John Smale, 1927–2011
The executive who led P&G to growth
The American Dental Association had never approved any toothpaste until John Smale, a young executive at Procter & Gamble, convinced it, in 1961, to bless the company’s new fluoride toothpaste, Crest. That pioneering marketing agreement rocketed Crest from 12 percent market share to 38 percent by the end of the decade. It also raised Smale’s stock at P&G, where he went on to become a highly regarded chief executive from 1981 to 1990 before serving as chairman of General Motors.
Born in Listowel, Ontario, and raised in Elmhurst, Ill., Smale showed a nose for business early, said The New York Times. He paid for college largely by writing two how-to books for fraternities and sororities, called Party ’Em Up and Party ’Em Up Some More. Three years after graduating, he joined P&G and spent the next 30 years climbing the company ranks before being appointed CEO. Over his nine-year tenure, the company’s revenue doubled, to $24 billion. Smale oversaw aggressive expansions into Eastern Europe and Asia and bought a number of major consumer brands, including Vicks cold medicine and Olay skin-care products.

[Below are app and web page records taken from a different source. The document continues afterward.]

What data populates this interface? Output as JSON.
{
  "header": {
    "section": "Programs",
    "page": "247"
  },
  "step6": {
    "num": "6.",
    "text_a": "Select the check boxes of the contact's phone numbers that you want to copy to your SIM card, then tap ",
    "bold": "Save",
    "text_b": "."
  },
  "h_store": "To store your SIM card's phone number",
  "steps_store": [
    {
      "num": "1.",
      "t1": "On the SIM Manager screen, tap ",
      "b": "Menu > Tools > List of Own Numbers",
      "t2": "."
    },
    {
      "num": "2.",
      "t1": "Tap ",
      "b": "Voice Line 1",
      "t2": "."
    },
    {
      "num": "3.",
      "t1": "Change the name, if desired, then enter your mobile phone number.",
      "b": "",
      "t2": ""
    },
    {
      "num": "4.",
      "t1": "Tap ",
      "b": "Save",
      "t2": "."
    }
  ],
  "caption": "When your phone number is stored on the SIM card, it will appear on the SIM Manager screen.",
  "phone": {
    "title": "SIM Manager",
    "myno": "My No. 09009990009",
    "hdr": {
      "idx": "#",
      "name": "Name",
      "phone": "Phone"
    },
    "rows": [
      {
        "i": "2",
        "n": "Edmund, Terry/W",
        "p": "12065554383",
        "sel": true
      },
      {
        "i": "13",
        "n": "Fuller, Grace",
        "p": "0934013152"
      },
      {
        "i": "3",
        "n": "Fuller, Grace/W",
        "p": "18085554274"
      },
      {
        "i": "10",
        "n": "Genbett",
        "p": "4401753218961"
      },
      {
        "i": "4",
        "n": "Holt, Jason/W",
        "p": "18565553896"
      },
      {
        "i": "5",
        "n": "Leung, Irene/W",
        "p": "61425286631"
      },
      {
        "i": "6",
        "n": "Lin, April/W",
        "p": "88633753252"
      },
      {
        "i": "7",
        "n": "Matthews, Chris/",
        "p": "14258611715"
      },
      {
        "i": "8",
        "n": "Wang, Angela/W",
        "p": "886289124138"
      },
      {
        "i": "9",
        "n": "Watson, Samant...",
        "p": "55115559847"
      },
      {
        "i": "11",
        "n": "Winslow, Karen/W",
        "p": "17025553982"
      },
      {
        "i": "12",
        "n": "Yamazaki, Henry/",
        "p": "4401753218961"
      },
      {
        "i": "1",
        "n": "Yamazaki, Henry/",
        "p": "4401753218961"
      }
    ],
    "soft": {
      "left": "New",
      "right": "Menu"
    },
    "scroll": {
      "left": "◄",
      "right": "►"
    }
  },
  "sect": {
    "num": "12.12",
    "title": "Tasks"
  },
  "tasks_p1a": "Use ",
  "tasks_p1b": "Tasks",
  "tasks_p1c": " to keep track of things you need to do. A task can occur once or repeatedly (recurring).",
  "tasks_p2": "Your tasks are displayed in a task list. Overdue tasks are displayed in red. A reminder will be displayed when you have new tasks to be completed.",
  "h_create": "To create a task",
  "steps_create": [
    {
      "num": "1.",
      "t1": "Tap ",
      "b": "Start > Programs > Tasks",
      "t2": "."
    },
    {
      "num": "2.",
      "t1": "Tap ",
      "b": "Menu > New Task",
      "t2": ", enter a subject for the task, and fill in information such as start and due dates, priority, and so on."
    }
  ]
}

In 1992, Smale was made chairman of GM in a boardroom coup, said Bloomberg.com. Then on the verge of bankruptcy, under Smale’s direction the automaker “stabilized its finances and returned to profitability” the following year. “John brought together wisdom and courage, concern for people, and commitment to the long term,” former P&G CEO John E. Pepper told the Associated Press. “He was quite simply the most effective executive I’ve ever known.”